Mr. Biden’s pledge to donate 80 million doses this month involves vaccines made by four manufacturers. Besides AstraZeneca, they are Pfizer-BioNTech, Moderna and Johnson & Johnson, the last three of which have received U.S. emergency authorization for their vaccines.

The president has made several announcements to help reach his goal. He said last month that his administration would send 20 million doses of the authorized vaccines overseas in June — the first time he had pledged to give away doses that could be used in the United States. Officials said Thursday that the number rose to 25 million because more authorized doses have become available.
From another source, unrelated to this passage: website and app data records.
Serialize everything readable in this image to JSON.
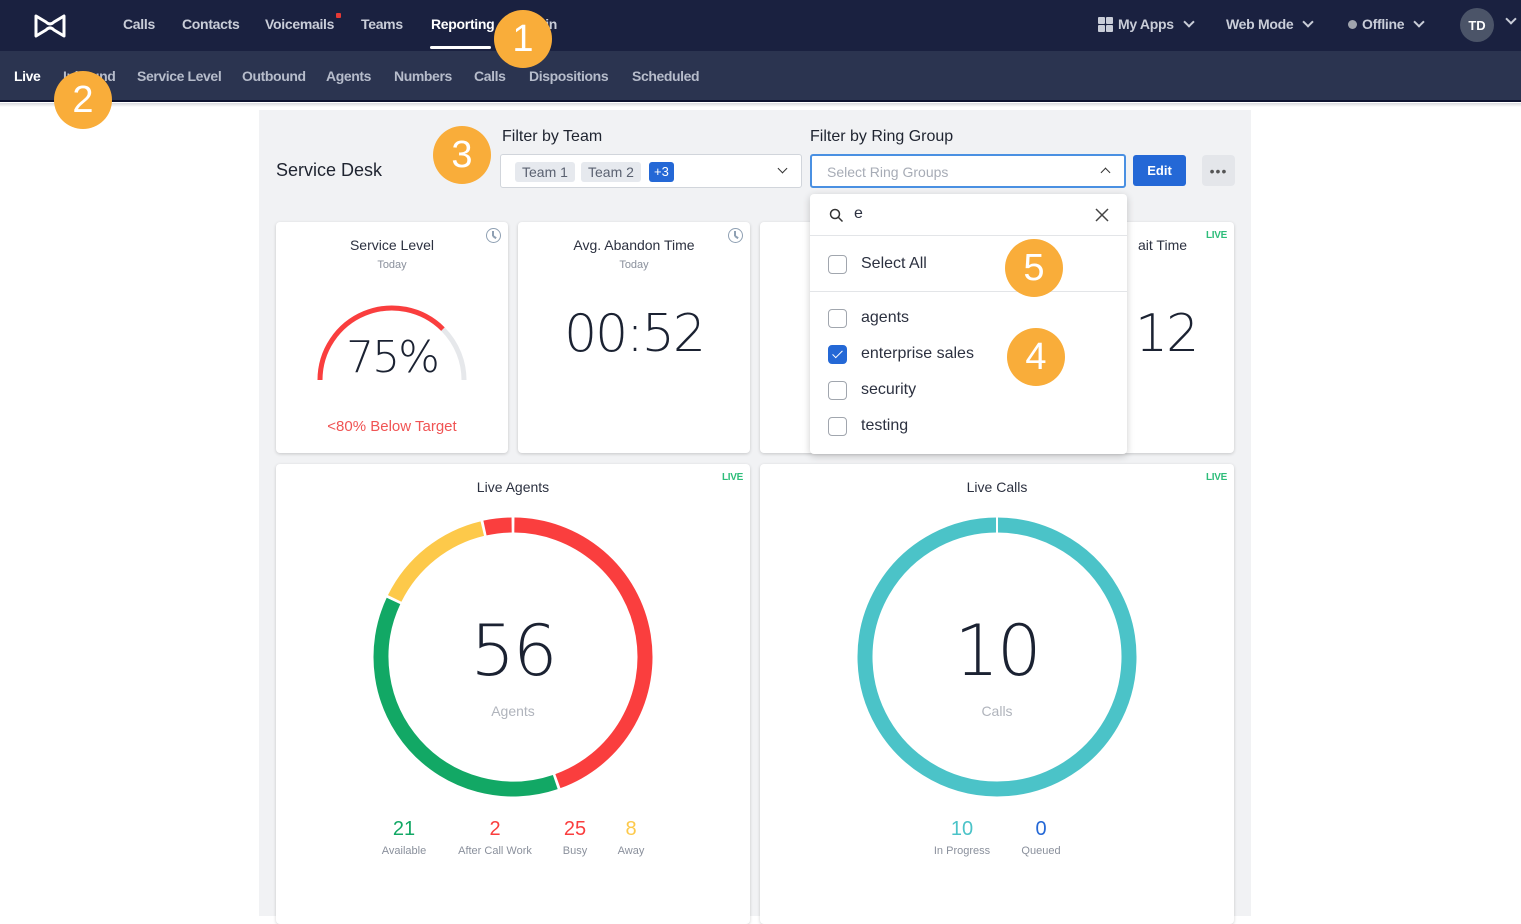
{
  "topnav": {
    "items": [
      {
        "label": "Calls"
      },
      {
        "label": "Contacts"
      },
      {
        "label": "Voicemails",
        "has_notification": true
      },
      {
        "label": "Teams"
      },
      {
        "label": "Reporting",
        "active": true
      },
      {
        "label": "Admin"
      }
    ],
    "my_apps": "My Apps",
    "web_mode": "Web Mode",
    "status": "Offline",
    "avatar_initials": "TD"
  },
  "subnav": {
    "items": [
      {
        "label": "Live",
        "active": true
      },
      {
        "label": "Inbound"
      },
      {
        "label": "Service Level"
      },
      {
        "label": "Outbound"
      },
      {
        "label": "Agents"
      },
      {
        "label": "Numbers"
      },
      {
        "label": "Calls"
      },
      {
        "label": "Dispositions"
      },
      {
        "label": "Scheduled"
      }
    ]
  },
  "page": {
    "title": "Service Desk",
    "filter_team": {
      "label": "Filter by Team",
      "chips": [
        "Team 1",
        "Team 2"
      ],
      "more_count": "+3"
    },
    "filter_ring_group": {
      "label": "Filter by Ring Group",
      "placeholder": "Select Ring Groups"
    },
    "edit_label": "Edit",
    "more_label": "•••"
  },
  "dropdown": {
    "search_value": "e",
    "select_all": "Select All",
    "options": [
      {
        "label": "agents",
        "checked": false
      },
      {
        "label": "enterprise sales",
        "checked": true
      },
      {
        "label": "security",
        "checked": false
      },
      {
        "label": "testing",
        "checked": false
      }
    ]
  },
  "cards": {
    "service_level": {
      "title": "Service Level",
      "subtitle": "Today",
      "value": "75%",
      "percent": 75,
      "target_text": "<80% Below Target"
    },
    "avg_abandon": {
      "title": "Avg. Abandon Time",
      "subtitle": "Today",
      "value": "00:52"
    },
    "wait_time": {
      "title_partial": "ait Time",
      "live": "LIVE",
      "value_partial": "12"
    },
    "live_agents": {
      "title": "Live Agents",
      "live": "LIVE",
      "total": "56",
      "unit": "Agents",
      "segments": [
        {
          "name": "Busy",
          "value": 25,
          "color": "#fa3e3e"
        },
        {
          "name": "Available",
          "value": 21,
          "color": "#12a865"
        },
        {
          "name": "Away",
          "value": 8,
          "color": "#fdc94a"
        },
        {
          "name": "After Call Work",
          "value": 2,
          "color": "#fa3e3e"
        }
      ],
      "stats": [
        {
          "value": "21",
          "label": "Available",
          "color": "#12a865"
        },
        {
          "value": "2",
          "label": "After Call Work",
          "color": "#fa3e3e"
        },
        {
          "value": "25",
          "label": "Busy",
          "color": "#fa3e3e"
        },
        {
          "value": "8",
          "label": "Away",
          "color": "#fdc94a"
        }
      ]
    },
    "live_calls": {
      "title": "Live Calls",
      "live": "LIVE",
      "total": "10",
      "unit": "Calls",
      "segments": [
        {
          "name": "In Progress",
          "value": 10,
          "color": "#4bc3c8"
        },
        {
          "name": "Queued",
          "value": 0,
          "color": "#2468d6"
        }
      ],
      "stats": [
        {
          "value": "10",
          "label": "In Progress",
          "color": "#4bc3c8"
        },
        {
          "value": "0",
          "label": "Queued",
          "color": "#2468d6"
        }
      ]
    }
  },
  "markers": [
    "1",
    "2",
    "3",
    "4",
    "5"
  ]
}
“The world is looking to the U.S. for global leadership, and more ambition is needed”


U S vaccine donations will be given to countries in need

The US pledge will significantly add to the COVAX vaccine rollout. Photo: Alexander Joe/ AP Photo

The long-awaited vaccine sharing plan comes as demand for shots in the U.S. has dropped significantly — more than 63% of adults have received at least one dose — and as global inequities in supply have become more pronounced.

Scores of countries have requested doses from the United States, but to date only Mexico and Canada have received a combined 4.5 million doses. The U.S. also has announced plans to share enough shots with South Korea to vaccinate its 550,000 troops who serve alongside American service members on the peninsula. White House COVID-19 coordinator Jeff Zients said that 1 million Johnson & Johnson doses were being shipped to South Korea Thursday.

The U.S. has committed more than $4 billion to COVAX, but with vaccine supplies short — and wealthy nations locking up most of them — the greater need than funding has been immediate access to actual doses, to overcome what health officials have long decried as unequal access to the vaccines.

The U.S. action means “frontline workers and at-risk populations will receive potentially life-saving vaccinations” and bring the world “a step closer to ending the acute phase of the pandemic,” said Dr. Seth Berkley, CEO of Gavi, which is leading the COVAX alliance.

However, Tom Hart the acting CEO of The ONE Campaign, said that while Thursday’s announcement was a “welcome step, the Biden administration needs to commit to sharing more doses.

“The world is looking to the U.S. for global leadership, and more ambition is needed,” he said.

Biden has committed to providing other nations with all 60 million U.S.-produced doses of the AstraZeneca vaccine, which has yet to be authorized for use in America but is widely approved around the world. The AstraZeneca doses have been held up for export by a weeks-long safety review by the Food and Drug Administration, and without them Biden will be hard pressed to meet his sharing goal.

The White House says the initial 25 million doses announced Thursday will be shipped from existing federal stockpiles of Pfizer, Moderna and Johnson & Johnson vaccines. More doses are expected to be made available to share in the months ahead.


Chau Polly